I can’t even. Can you even? Apparently not.
He stood out to me.
New art shows at GR2 are pretty happening events. I’ve seen passers-by out for a night on the town stop and glance through the front window and ask themselves “What’s going on in there?” Sometimes I pipe up and say “It’s an awesome art show!” Sometimes I just keep quiet and see what they do. More often than not, if I don’t butt in, they actually walk into the gallery and check out what’s going on.
So, when a guy in a nondescript green hoodie and grey dockers stepped up to the door with an air of purpose, he stood out to me.
“Who are you.”
It was Luke Cheuh, the curator of the show Friends With the Animals and Other Tales from an Anthropomorphized World, opening that very night. The man himself also has a piece in the show: “Of Mice and Men.”
“I first learned to draw Mickey Mouse at age four, from my mom, Luke said.

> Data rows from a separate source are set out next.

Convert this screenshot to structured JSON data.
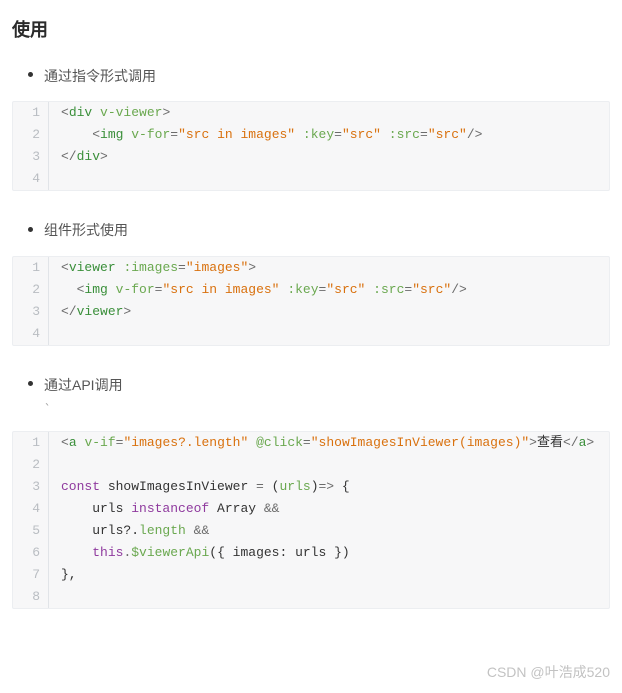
{
  "title": "使用",
  "sections": [
    {
      "label": "通过指令形式调用"
    },
    {
      "label": "组件形式使用"
    },
    {
      "label": "通过API调用"
    }
  ],
  "code1": {
    "l1": {
      "open": "<",
      "tag": "div",
      "sp": " ",
      "attr": "v-viewer",
      "close": ">"
    },
    "l2": {
      "pad": "    ",
      "open": "<",
      "tag": "img",
      "sp1": " ",
      "a1": "v-for",
      "eq1": "=",
      "v1": "\"src in images\"",
      "sp2": " ",
      "a2": ":key",
      "eq2": "=",
      "v2": "\"src\"",
      "sp3": " ",
      "a3": ":src",
      "eq3": "=",
      "v3": "\"src\"",
      "close": "/>"
    },
    "l3": {
      "open": "</",
      "tag": "div",
      "close": ">"
    }
  },
  "code2": {
    "l1": {
      "open": "<",
      "tag": "viewer",
      "sp": " ",
      "a1": ":images",
      "eq": "=",
      "v1": "\"images\"",
      "close": ">"
    },
    "l2": {
      "pad": "  ",
      "open": "<",
      "tag": "img",
      "sp1": " ",
      "a1": "v-for",
      "eq1": "=",
      "v1": "\"src in images\"",
      "sp2": " ",
      "a2": ":key",
      "eq2": "=",
      "v2": "\"src\"",
      "sp3": " ",
      "a3": ":src",
      "eq3": "=",
      "v3": "\"src\"",
      "close": "/>"
    },
    "l3": {
      "open": "</",
      "tag": "viewer",
      "close": ">"
    }
  },
  "code3": {
    "l1": {
      "open": "<",
      "tag": "a",
      "sp1": " ",
      "a1": "v-if",
      "eq1": "=",
      "v1": "\"images?.length\"",
      "sp2": " ",
      "a2": "@click",
      "eq2": "=",
      "v2": "\"showImagesInViewer(images)\"",
      "close": ">",
      "text": "查看",
      "copen": "</",
      "ctag": "a",
      "cclose": ">"
    },
    "l3a": "const",
    "l3b": " showImagesInViewer ",
    "l3c": "=",
    "l3d": " (",
    "l3e": "urls",
    "l3f": ")",
    "l3g": "=>",
    "l3h": " {",
    "l4a": "    urls ",
    "l4b": "instanceof",
    "l4c": " Array ",
    "l4d": "&&",
    "l5a": "    urls?.",
    "l5b": "length",
    "l5c": " ",
    "l5d": "&&",
    "l6a": "    ",
    "l6b": "this",
    "l6c": ".",
    "l6d": "$viewerApi",
    "l6e": "({ images: urls })",
    "l7": "},"
  },
  "line_numbers": {
    "n1": "1",
    "n2": "2",
    "n3": "3",
    "n4": "4",
    "n5": "5",
    "n6": "6",
    "n7": "7",
    "n8": "8"
  },
  "watermark": "CSDN @叶浩成520",
  "tick": "`"
}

In this piece, Luke revisited the character, playing around with anthropomorphism (“attributing human characteristics to non-human things,” said Mrs. Brennan, my 10th grade English teacher).

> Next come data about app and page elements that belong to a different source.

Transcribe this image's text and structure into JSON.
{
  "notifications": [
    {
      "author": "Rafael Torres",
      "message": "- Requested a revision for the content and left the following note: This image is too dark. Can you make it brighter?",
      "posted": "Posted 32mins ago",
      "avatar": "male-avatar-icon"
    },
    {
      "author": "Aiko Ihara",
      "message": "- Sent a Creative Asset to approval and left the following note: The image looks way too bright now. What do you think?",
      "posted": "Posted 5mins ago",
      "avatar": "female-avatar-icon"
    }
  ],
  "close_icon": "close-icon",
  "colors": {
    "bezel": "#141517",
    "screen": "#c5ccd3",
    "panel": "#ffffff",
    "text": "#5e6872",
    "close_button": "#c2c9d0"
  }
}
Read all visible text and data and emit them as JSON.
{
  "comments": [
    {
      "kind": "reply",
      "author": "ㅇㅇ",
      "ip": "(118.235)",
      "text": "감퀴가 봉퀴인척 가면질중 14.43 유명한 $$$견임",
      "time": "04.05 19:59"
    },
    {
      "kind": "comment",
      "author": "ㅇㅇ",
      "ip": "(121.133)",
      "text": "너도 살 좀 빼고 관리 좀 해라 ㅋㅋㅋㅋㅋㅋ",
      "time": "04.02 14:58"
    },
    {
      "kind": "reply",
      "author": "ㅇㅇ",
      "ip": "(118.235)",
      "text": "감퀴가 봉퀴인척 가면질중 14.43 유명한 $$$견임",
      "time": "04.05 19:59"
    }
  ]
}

In conceiving this painting, Luke found himself overburdening Mickey’s face with ideas. What do you think happens to a cartoon mouse with human characteristics, when that mouse becomes overburdened with ideas imposed on him by others?
Having literally just found out that it’s not such a small world after all, he has a meltdown, of course!
And so that’s what Luke put on display.
Mickey is already anthropomorphized. He’s a cartoon mouse, with certain features traditionally exaggerated to show off winsomeness and adorability. Here, Luke takes the anthropomorphism a step further. Melty Mickey is rendered with realistic brown eyes – see the lifelike slivers of light? – and bad teeth. So it’s not just that the face is melting. It’s also that Luke added humanlike features to the cartoon mouse face and then Mickey had a meltdown.
“Anthropomorphic art is kind of my thing,” Luke said.
Orange, normally kind of cheery and festive, would contrast nicely against Mickey’s black outlines, but here it amps up the sense of stress.
Given the overall color scheme, I wonder if Munch was Luke’s head when he raised his brush to the canvas.
Luke kicked off his career as an artist at Gallery 1988 in 2003. Since then, social media has given the culture of art new life and a sense of invitation that wasn’t there before. That’s how Luke made his mark. Friends With the Animals will be at GR2 until April 26.